> EXERCISE AIM
Please restate the records below word for word, leaving out every picture.

Source data:
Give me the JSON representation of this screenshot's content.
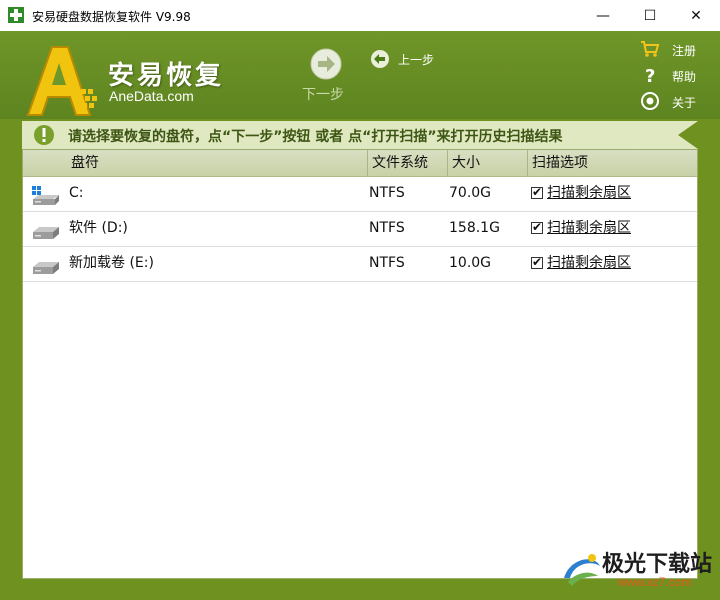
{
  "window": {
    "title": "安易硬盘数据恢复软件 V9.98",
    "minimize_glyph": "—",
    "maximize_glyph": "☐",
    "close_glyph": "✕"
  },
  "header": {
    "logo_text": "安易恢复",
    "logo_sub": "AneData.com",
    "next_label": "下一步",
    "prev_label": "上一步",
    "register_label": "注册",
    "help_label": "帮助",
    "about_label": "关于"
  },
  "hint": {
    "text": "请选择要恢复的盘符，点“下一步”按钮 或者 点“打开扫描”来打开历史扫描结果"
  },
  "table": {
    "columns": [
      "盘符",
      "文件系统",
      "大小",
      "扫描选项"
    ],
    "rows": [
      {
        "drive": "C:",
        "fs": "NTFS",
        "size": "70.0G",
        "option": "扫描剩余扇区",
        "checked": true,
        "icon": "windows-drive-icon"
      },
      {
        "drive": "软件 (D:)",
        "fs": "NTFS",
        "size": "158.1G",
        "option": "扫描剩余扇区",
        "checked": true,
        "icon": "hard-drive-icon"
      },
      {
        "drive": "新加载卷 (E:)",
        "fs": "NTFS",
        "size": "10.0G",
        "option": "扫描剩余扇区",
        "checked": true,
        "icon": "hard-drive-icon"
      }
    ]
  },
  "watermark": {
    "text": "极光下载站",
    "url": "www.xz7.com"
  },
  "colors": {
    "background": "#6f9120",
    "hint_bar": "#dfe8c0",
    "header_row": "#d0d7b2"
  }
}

> TASK ANSWER
Give me the JSON representation of this screenshot's content.
{
  "window": {
    "title": "安易硬盘数据恢复软件 V9.98",
    "minimize_glyph": "—",
    "maximize_glyph": "☐",
    "close_glyph": "✕"
  },
  "header": {
    "logo_text": "安易恢复",
    "logo_sub": "AneData.com",
    "next_label": "下一步",
    "prev_label": "上一步",
    "register_label": "注册",
    "help_label": "帮助",
    "about_label": "关于"
  },
  "hint": {
    "text": "请选择要恢复的盘符，点“下一步”按钮 或者 点“打开扫描”来打开历史扫描结果"
  },
  "table": {
    "columns": [
      "盘符",
      "文件系统",
      "大小",
      "扫描选项"
    ],
    "rows": [
      {
        "drive": "C:",
        "fs": "NTFS",
        "size": "70.0G",
        "option": "扫描剩余扇区",
        "checked": true,
        "icon": "windows-drive-icon"
      },
      {
        "drive": "软件 (D:)",
        "fs": "NTFS",
        "size": "158.1G",
        "option": "扫描剩余扇区",
        "checked": true,
        "icon": "hard-drive-icon"
      },
      {
        "drive": "新加载卷 (E:)",
        "fs": "NTFS",
        "size": "10.0G",
        "option": "扫描剩余扇区",
        "checked": true,
        "icon": "hard-drive-icon"
      }
    ]
  },
  "watermark": {
    "text": "极光下载站",
    "url": "www.xz7.com"
  },
  "colors": {
    "background": "#6f9120",
    "hint_bar": "#dfe8c0",
    "header_row": "#d0d7b2"
  }
}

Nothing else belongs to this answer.